By Steve Gorman
SANDIEGO (Reuters) – A decorated Navy SEAL platoon leader charged with war crimes in Iraq appeared in a San Diego military court on Wednesday for a hearing focused on allegations by his attorneys that prosecutors engaged in illegal snooping on the defence team and journalists.
The hearing comes less than a week before Special Operations Chief Edward Gallagher is scheduled to go on trial in a court-martial charging him with murdering a helpless, wounded Islamic State fighter in his custody and shooting unarmed civilians.
Defense assertions that the Navy prosecutor, together with agents of the Naval Criminal Investigative Service and presiding judge, have engaged in wrongdoing could lead to a substantial delay in further proceedings.
Gallagher has pleaded not guilty to all charges, including premeditated murder, two counts of attempted murder and obstructing justice.
His defence attorney, Timothy Parlatore, has accused Navy lawyers of conducting illegal surveillance of defence attorneys and reporters with electronic tracking software secretly embedded in emails.
The software ostensibly was used in an effort to pinpoint the source of confidential information leaked to the press.Navy officials have declined to comment on those allegations, and much of the court record has been sealed.

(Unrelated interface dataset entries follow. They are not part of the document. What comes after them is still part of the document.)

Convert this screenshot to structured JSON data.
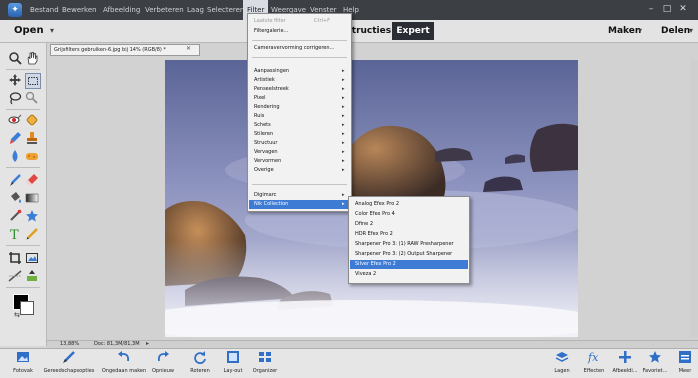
{
  "menubar": {
    "items": [
      "Bestand",
      "Bewerken",
      "Afbeelding",
      "Verbeteren",
      "Laag",
      "Selecteren",
      "Filter",
      "Weergave",
      "Venster",
      "Help"
    ],
    "active": "Filter"
  },
  "modebar": {
    "open_label": "Open",
    "mode_partial": "nstructies",
    "mode_expert": "Expert",
    "maken_label": "Maken",
    "delen_label": "Delen"
  },
  "document": {
    "tab_title": "Grijsfilters gebruiken-6.jpg bij 14% (RGB/8) *",
    "zoom": "13,88%",
    "size": "Doc: 81,3M/81,3M"
  },
  "filter_menu": {
    "items": [
      {
        "label": "Laatste filter",
        "shortcut": "Ctrl+F",
        "disabled": true
      },
      {
        "label": "Filtergalerie...",
        "shortcut": "",
        "disabled": false
      },
      {
        "label": "Cameravervorming corrigeren...",
        "shortcut": "",
        "disabled": false
      },
      {
        "label": "Aanpassingen",
        "submenu": true
      },
      {
        "label": "Artistiek",
        "submenu": true
      },
      {
        "label": "Penseelstreek",
        "submenu": true
      },
      {
        "label": "Pixel",
        "submenu": true
      },
      {
        "label": "Rendering",
        "submenu": true
      },
      {
        "label": "Ruis",
        "submenu": true
      },
      {
        "label": "Schets",
        "submenu": true
      },
      {
        "label": "Stileren",
        "submenu": true
      },
      {
        "label": "Structuur",
        "submenu": true
      },
      {
        "label": "Vervagen",
        "submenu": true
      },
      {
        "label": "Vervormen",
        "submenu": true
      },
      {
        "label": "Overige",
        "submenu": true
      },
      {
        "label": "Digimarc",
        "submenu": true
      },
      {
        "label": "Nik Collection",
        "submenu": true,
        "selected": true
      }
    ]
  },
  "nik_submenu": {
    "items": [
      {
        "label": "Analog Efex Pro 2"
      },
      {
        "label": "Color Efex Pro 4"
      },
      {
        "label": "Dfine 2"
      },
      {
        "label": "HDR Efex Pro 2"
      },
      {
        "label": "Sharpener Pro 3: (1) RAW Presharpener"
      },
      {
        "label": "Sharpener Pro 3: (2) Output Sharpener"
      },
      {
        "label": "Silver Efex Pro 2",
        "selected": true
      },
      {
        "label": "Viveza 2"
      }
    ]
  },
  "taskbar_left": [
    "Fotovak",
    "Gereedschapsopties",
    "Ongedaan maken",
    "Opnieuw",
    "Roteren",
    "Lay-out",
    "Organizer"
  ],
  "taskbar_right": [
    "Lagen",
    "Effecten",
    "Afbeeldi...",
    "Favoriet...",
    "Meer"
  ],
  "colors": {
    "menu_highlight": "#3d7bd5",
    "chrome_dark": "#3c3f44",
    "photo_base": "#6f78a4"
  },
  "icons": {
    "toolbox": [
      "zoom-icon",
      "hand-icon",
      "move-icon",
      "marquee-icon",
      "lasso-icon",
      "magic-wand-icon",
      "red-eye-icon",
      "spot-healing-icon",
      "smart-brush-icon",
      "clone-stamp-icon",
      "blur-icon",
      "sponge-icon",
      "brush-icon",
      "eraser-icon",
      "paint-bucket-icon",
      "gradient-icon",
      "eyedropper-icon",
      "custom-shape-icon",
      "type-icon",
      "pencil-icon",
      "crop-icon",
      "recompose-icon",
      "straighten-icon",
      "content-aware-move-icon"
    ]
  }
}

NCIS has previously issued a statement saying it used “an audit capability” in its investigation of leaks but insisted it did not involve “malware” or other technology to infect or compromise a computer system.
U.S. President Donald Trump weighed in on the case publicly in March when he ordered Gallagher moved to less restrictive pre-trial confinement “in honour of his past service to our country.”

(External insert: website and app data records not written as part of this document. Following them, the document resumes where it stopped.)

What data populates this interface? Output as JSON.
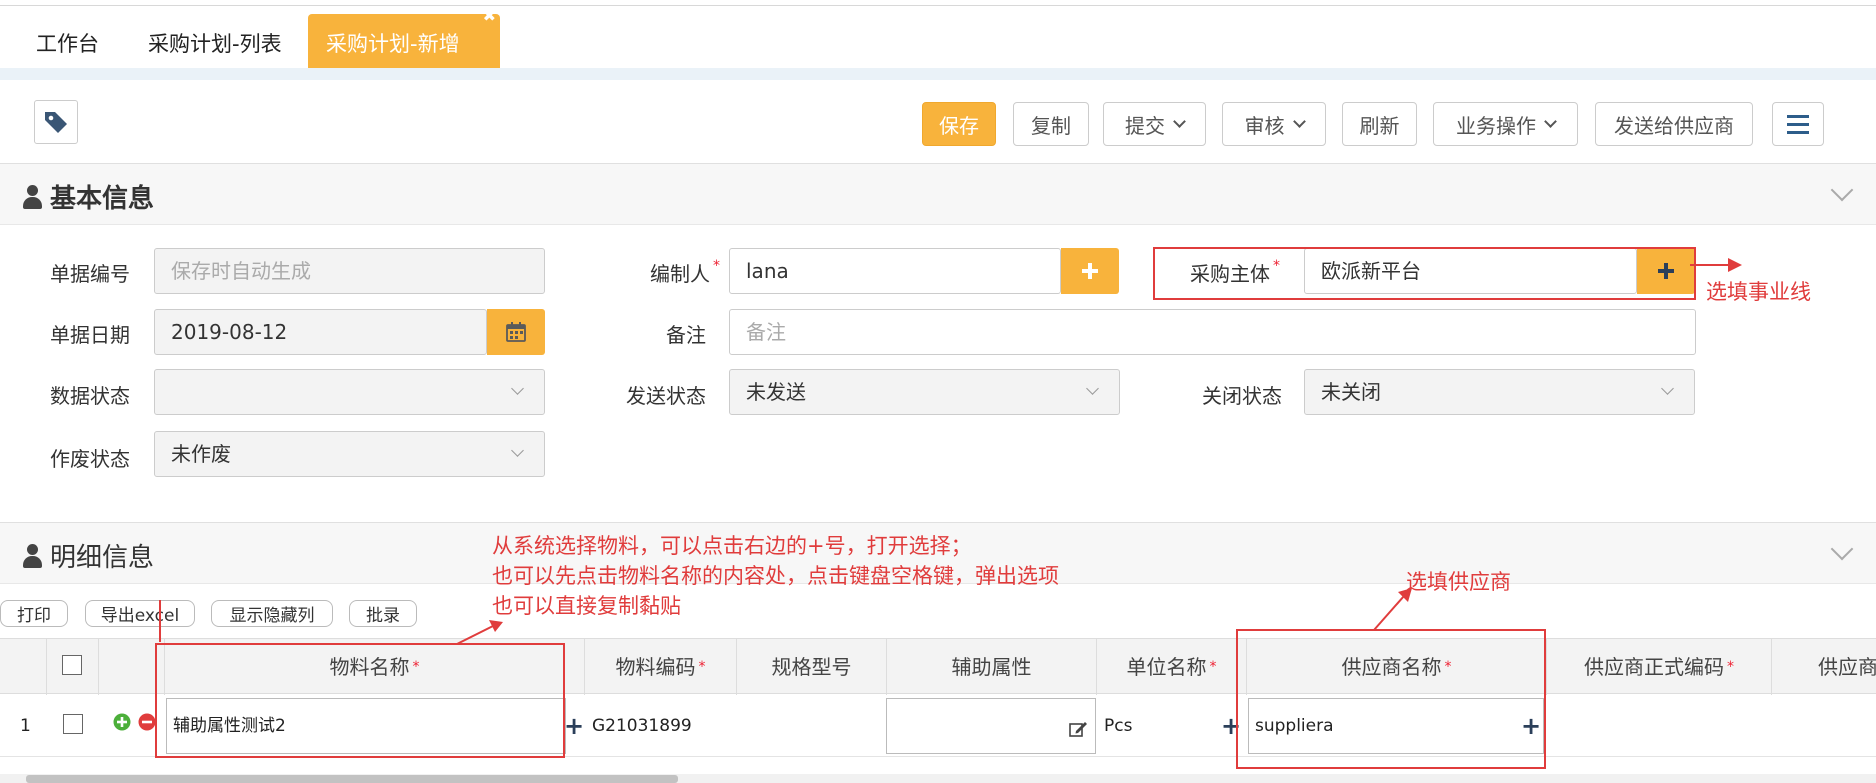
{
  "tabs": [
    {
      "label": "工作台"
    },
    {
      "label": "采购计划-列表"
    },
    {
      "label": "采购计划-新增",
      "active": true
    }
  ],
  "toolbar": {
    "save": "保存",
    "copy": "复制",
    "submit": "提交",
    "audit": "审核",
    "refresh": "刷新",
    "business": "业务操作",
    "send_supplier": "发送给供应商"
  },
  "basic": {
    "title": "基本信息",
    "doc_no_label": "单据编号",
    "doc_no_placeholder": "保存时自动生成",
    "editor_label": "编制人",
    "editor_value": "lana",
    "subject_label": "采购主体",
    "subject_value": "欧派新平台",
    "date_label": "单据日期",
    "date_value": "2019-08-12",
    "remark_label": "备注",
    "remark_placeholder": "备注",
    "data_status_label": "数据状态",
    "data_status_value": "",
    "send_status_label": "发送状态",
    "send_status_value": "未发送",
    "close_status_label": "关闭状态",
    "close_status_value": "未关闭",
    "void_status_label": "作废状态",
    "void_status_value": "未作废"
  },
  "detail": {
    "title": "明细信息",
    "print": "打印",
    "export": "导出excel",
    "show_hidden": "显示隐藏列",
    "batch": "批录",
    "columns": {
      "material_name": "物料名称",
      "material_code": "物料编码",
      "spec": "规格型号",
      "aux": "辅助属性",
      "unit": "单位名称",
      "supplier_name": "供应商名称",
      "supplier_code": "供应商正式编码",
      "supplier_more": "供应商"
    },
    "rows": [
      {
        "index": "1",
        "material_name": "辅助属性测试2",
        "material_code": "G21031899",
        "spec": "",
        "aux": "",
        "unit": "Pcs",
        "supplier_name": "suppliera"
      }
    ]
  },
  "annotations": {
    "subject_note": "选填事业线",
    "material_note_1": "从系统选择物料，可以点击右边的+号，打开选择；",
    "material_note_2": "也可以先点击物料名称的内容处，点击键盘空格键，弹出选项",
    "material_note_3": "也可以直接复制黏贴",
    "supplier_note": "选填供应商"
  },
  "colors": {
    "accent": "#f8b33c",
    "annotation": "#e03c3c"
  }
}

The New York Times has reported that Trump was reviewing Gallagher’s case for a possible pardon, along with several other U.S. military personnel accused or convicted of war crimes.
Parlatore has denied knowing anything about a pardon. “We’ve not asked for one,” he told Reuters on Tuesday.
The stakes are high for Gallagher, 39, a career combat veteran and two-time Bronze Star recipient who began his Navy service as a medic. The case stems from his latest deployment to Iraq in 2017.
Gallagher asserts he is wrongly accused and that fellow SEAL team members testifying against him – several under grants of immunity – are disgruntled subordinates who fabricated allegations to force him from command.
(Reporting by Steve Gorman, additional reporting by Dan Whitcomb in Los Angeles; Editing by Bill Tarrant and Susan Thomas)